____ Supplied information
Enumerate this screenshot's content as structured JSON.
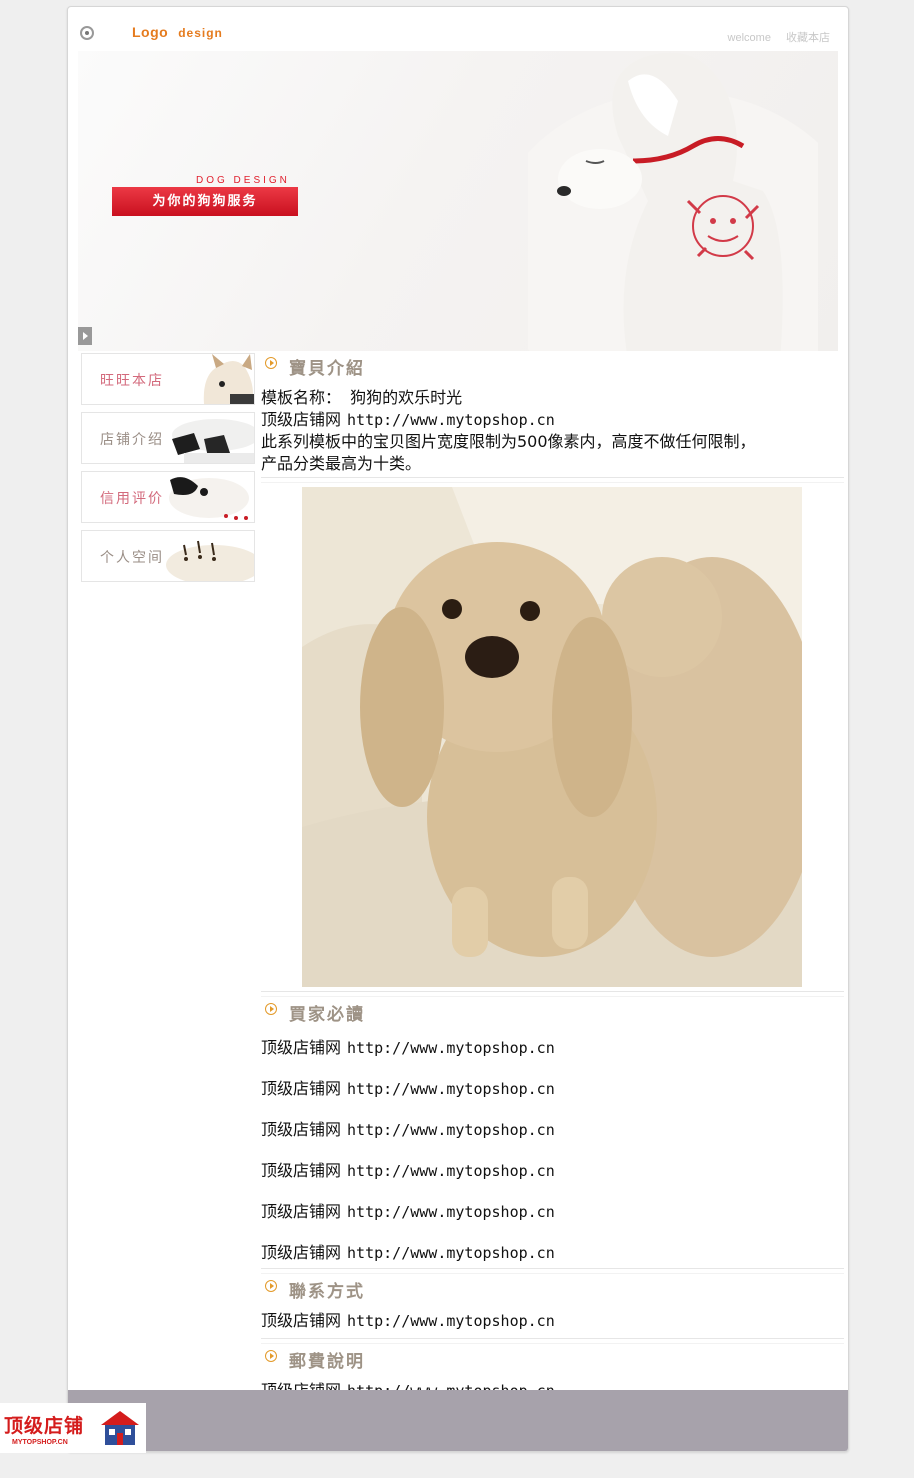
{
  "header": {
    "logo_text": "Logo",
    "logo_sub": "design",
    "links": [
      "welcome",
      "收藏本店"
    ]
  },
  "banner": {
    "small_text": "DOG DESIGN",
    "button_text": "为你的狗狗服务"
  },
  "sidebar": {
    "items": [
      {
        "label": "旺旺本店"
      },
      {
        "label": "店铺介绍"
      },
      {
        "label": "信用评价"
      },
      {
        "label": "个人空间"
      }
    ]
  },
  "sections": {
    "intro": {
      "title": "寶貝介紹",
      "template_label": "模板名称：",
      "template_name": "狗狗的欢乐时光",
      "site_name": "顶级店铺网",
      "site_url": "http://www.mytopshop.cn",
      "desc_line1": "此系列模板中的宝贝图片宽度限制为500像素内，高度不做任何限制，",
      "desc_line2": "产品分类最高为十类。"
    },
    "buyer": {
      "title": "買家必讀",
      "lines": [
        {
          "name": "顶级店铺网",
          "url": "http://www.mytopshop.cn"
        },
        {
          "name": "顶级店铺网",
          "url": "http://www.mytopshop.cn"
        },
        {
          "name": "顶级店铺网",
          "url": "http://www.mytopshop.cn"
        },
        {
          "name": "顶级店铺网",
          "url": "http://www.mytopshop.cn"
        },
        {
          "name": "顶级店铺网",
          "url": "http://www.mytopshop.cn"
        },
        {
          "name": "顶级店铺网",
          "url": "http://www.mytopshop.cn"
        }
      ]
    },
    "contact": {
      "title": "聯系方式",
      "name": "顶级店铺网",
      "url": "http://www.mytopshop.cn"
    },
    "shipping": {
      "title": "郵費說明",
      "name": "顶级店铺网",
      "url": "http://www.mytopshop.cn"
    }
  },
  "badge": {
    "title": "顶级店铺",
    "url": "MYTOPSHOP.CN"
  },
  "colors": {
    "accent": "#e57b1e",
    "banner_red": "#d9192a",
    "footer": "#a7a2ab"
  }
}
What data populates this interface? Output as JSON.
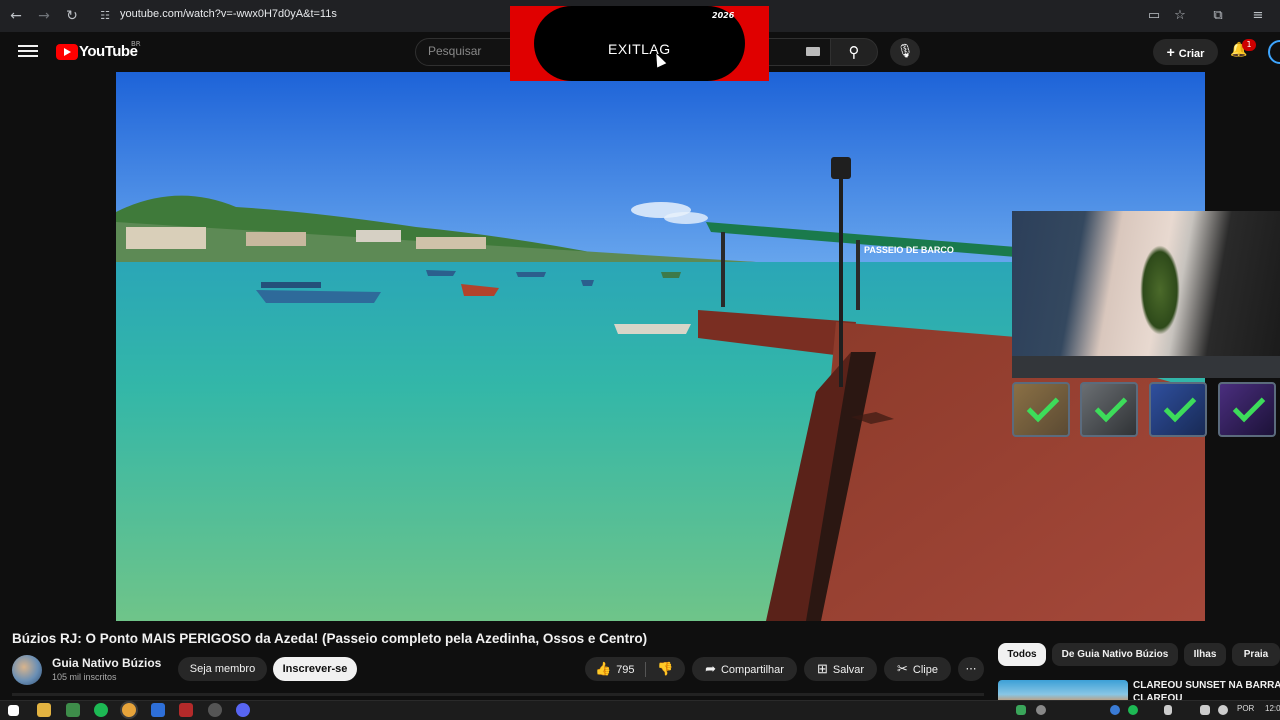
{
  "browser": {
    "url": "youtube.com/watch?v=-wwx0H7d0yA&t=11s"
  },
  "header": {
    "logo_text": "YouTube",
    "country_code": "BR",
    "search_placeholder": "Pesquisar",
    "create_label": "Criar",
    "notification_count": "1"
  },
  "overlay": {
    "brand": "EXITLAG",
    "year_badge": "2026"
  },
  "video": {
    "sign_text": "PASSEIO DE BARCO",
    "title": "Búzios RJ: O Ponto MAIS PERIGOSO da Azeda! (Passeio completo pela Azedinha, Ossos e Centro)"
  },
  "channel": {
    "name": "Guia Nativo Búzios",
    "subscribers": "105 mil inscritos",
    "join_label": "Seja membro",
    "subscribe_label": "Inscrever-se"
  },
  "actions": {
    "likes": "795",
    "share_label": "Compartilhar",
    "save_label": "Salvar",
    "clip_label": "Clipe"
  },
  "chips": [
    "Todos",
    "De Guia Nativo Búzios",
    "Ilhas",
    "Praia"
  ],
  "recommendation": {
    "title": "CLAREOU SUNSET NA BARRA CLAREOU"
  },
  "taskbar": {
    "language": "POR",
    "time": "12:0"
  }
}
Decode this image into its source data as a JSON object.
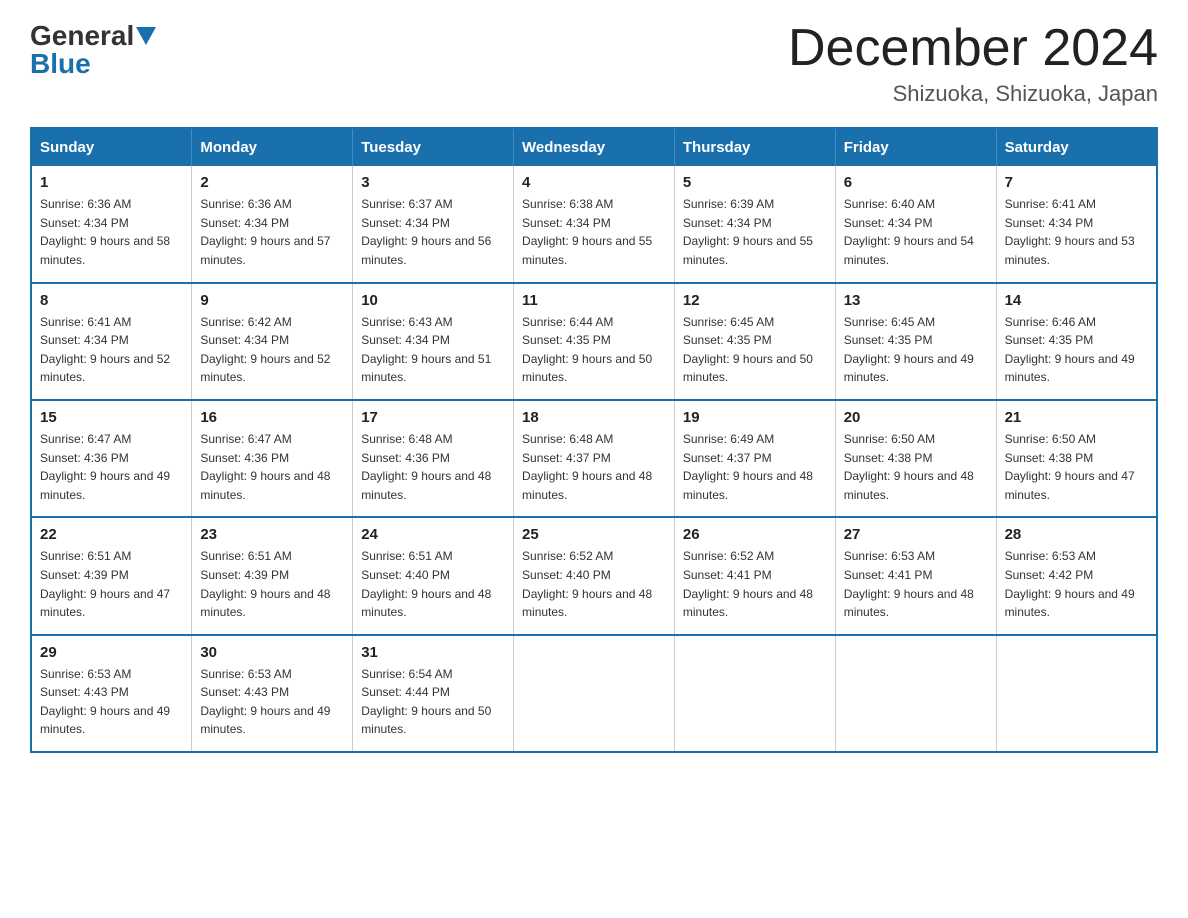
{
  "header": {
    "logo_general": "General",
    "logo_blue": "Blue",
    "month_title": "December 2024",
    "location": "Shizuoka, Shizuoka, Japan"
  },
  "days_of_week": [
    "Sunday",
    "Monday",
    "Tuesday",
    "Wednesday",
    "Thursday",
    "Friday",
    "Saturday"
  ],
  "weeks": [
    [
      {
        "day": "1",
        "sunrise": "Sunrise: 6:36 AM",
        "sunset": "Sunset: 4:34 PM",
        "daylight": "Daylight: 9 hours and 58 minutes."
      },
      {
        "day": "2",
        "sunrise": "Sunrise: 6:36 AM",
        "sunset": "Sunset: 4:34 PM",
        "daylight": "Daylight: 9 hours and 57 minutes."
      },
      {
        "day": "3",
        "sunrise": "Sunrise: 6:37 AM",
        "sunset": "Sunset: 4:34 PM",
        "daylight": "Daylight: 9 hours and 56 minutes."
      },
      {
        "day": "4",
        "sunrise": "Sunrise: 6:38 AM",
        "sunset": "Sunset: 4:34 PM",
        "daylight": "Daylight: 9 hours and 55 minutes."
      },
      {
        "day": "5",
        "sunrise": "Sunrise: 6:39 AM",
        "sunset": "Sunset: 4:34 PM",
        "daylight": "Daylight: 9 hours and 55 minutes."
      },
      {
        "day": "6",
        "sunrise": "Sunrise: 6:40 AM",
        "sunset": "Sunset: 4:34 PM",
        "daylight": "Daylight: 9 hours and 54 minutes."
      },
      {
        "day": "7",
        "sunrise": "Sunrise: 6:41 AM",
        "sunset": "Sunset: 4:34 PM",
        "daylight": "Daylight: 9 hours and 53 minutes."
      }
    ],
    [
      {
        "day": "8",
        "sunrise": "Sunrise: 6:41 AM",
        "sunset": "Sunset: 4:34 PM",
        "daylight": "Daylight: 9 hours and 52 minutes."
      },
      {
        "day": "9",
        "sunrise": "Sunrise: 6:42 AM",
        "sunset": "Sunset: 4:34 PM",
        "daylight": "Daylight: 9 hours and 52 minutes."
      },
      {
        "day": "10",
        "sunrise": "Sunrise: 6:43 AM",
        "sunset": "Sunset: 4:34 PM",
        "daylight": "Daylight: 9 hours and 51 minutes."
      },
      {
        "day": "11",
        "sunrise": "Sunrise: 6:44 AM",
        "sunset": "Sunset: 4:35 PM",
        "daylight": "Daylight: 9 hours and 50 minutes."
      },
      {
        "day": "12",
        "sunrise": "Sunrise: 6:45 AM",
        "sunset": "Sunset: 4:35 PM",
        "daylight": "Daylight: 9 hours and 50 minutes."
      },
      {
        "day": "13",
        "sunrise": "Sunrise: 6:45 AM",
        "sunset": "Sunset: 4:35 PM",
        "daylight": "Daylight: 9 hours and 49 minutes."
      },
      {
        "day": "14",
        "sunrise": "Sunrise: 6:46 AM",
        "sunset": "Sunset: 4:35 PM",
        "daylight": "Daylight: 9 hours and 49 minutes."
      }
    ],
    [
      {
        "day": "15",
        "sunrise": "Sunrise: 6:47 AM",
        "sunset": "Sunset: 4:36 PM",
        "daylight": "Daylight: 9 hours and 49 minutes."
      },
      {
        "day": "16",
        "sunrise": "Sunrise: 6:47 AM",
        "sunset": "Sunset: 4:36 PM",
        "daylight": "Daylight: 9 hours and 48 minutes."
      },
      {
        "day": "17",
        "sunrise": "Sunrise: 6:48 AM",
        "sunset": "Sunset: 4:36 PM",
        "daylight": "Daylight: 9 hours and 48 minutes."
      },
      {
        "day": "18",
        "sunrise": "Sunrise: 6:48 AM",
        "sunset": "Sunset: 4:37 PM",
        "daylight": "Daylight: 9 hours and 48 minutes."
      },
      {
        "day": "19",
        "sunrise": "Sunrise: 6:49 AM",
        "sunset": "Sunset: 4:37 PM",
        "daylight": "Daylight: 9 hours and 48 minutes."
      },
      {
        "day": "20",
        "sunrise": "Sunrise: 6:50 AM",
        "sunset": "Sunset: 4:38 PM",
        "daylight": "Daylight: 9 hours and 48 minutes."
      },
      {
        "day": "21",
        "sunrise": "Sunrise: 6:50 AM",
        "sunset": "Sunset: 4:38 PM",
        "daylight": "Daylight: 9 hours and 47 minutes."
      }
    ],
    [
      {
        "day": "22",
        "sunrise": "Sunrise: 6:51 AM",
        "sunset": "Sunset: 4:39 PM",
        "daylight": "Daylight: 9 hours and 47 minutes."
      },
      {
        "day": "23",
        "sunrise": "Sunrise: 6:51 AM",
        "sunset": "Sunset: 4:39 PM",
        "daylight": "Daylight: 9 hours and 48 minutes."
      },
      {
        "day": "24",
        "sunrise": "Sunrise: 6:51 AM",
        "sunset": "Sunset: 4:40 PM",
        "daylight": "Daylight: 9 hours and 48 minutes."
      },
      {
        "day": "25",
        "sunrise": "Sunrise: 6:52 AM",
        "sunset": "Sunset: 4:40 PM",
        "daylight": "Daylight: 9 hours and 48 minutes."
      },
      {
        "day": "26",
        "sunrise": "Sunrise: 6:52 AM",
        "sunset": "Sunset: 4:41 PM",
        "daylight": "Daylight: 9 hours and 48 minutes."
      },
      {
        "day": "27",
        "sunrise": "Sunrise: 6:53 AM",
        "sunset": "Sunset: 4:41 PM",
        "daylight": "Daylight: 9 hours and 48 minutes."
      },
      {
        "day": "28",
        "sunrise": "Sunrise: 6:53 AM",
        "sunset": "Sunset: 4:42 PM",
        "daylight": "Daylight: 9 hours and 49 minutes."
      }
    ],
    [
      {
        "day": "29",
        "sunrise": "Sunrise: 6:53 AM",
        "sunset": "Sunset: 4:43 PM",
        "daylight": "Daylight: 9 hours and 49 minutes."
      },
      {
        "day": "30",
        "sunrise": "Sunrise: 6:53 AM",
        "sunset": "Sunset: 4:43 PM",
        "daylight": "Daylight: 9 hours and 49 minutes."
      },
      {
        "day": "31",
        "sunrise": "Sunrise: 6:54 AM",
        "sunset": "Sunset: 4:44 PM",
        "daylight": "Daylight: 9 hours and 50 minutes."
      },
      null,
      null,
      null,
      null
    ]
  ]
}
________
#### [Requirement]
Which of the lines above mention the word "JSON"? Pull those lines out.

#### [Answer area]
Enumerate this screenshot's content as structured JSON.
What data populates this interface? Output as JSON.
Decode this image into its source data as a JSON object.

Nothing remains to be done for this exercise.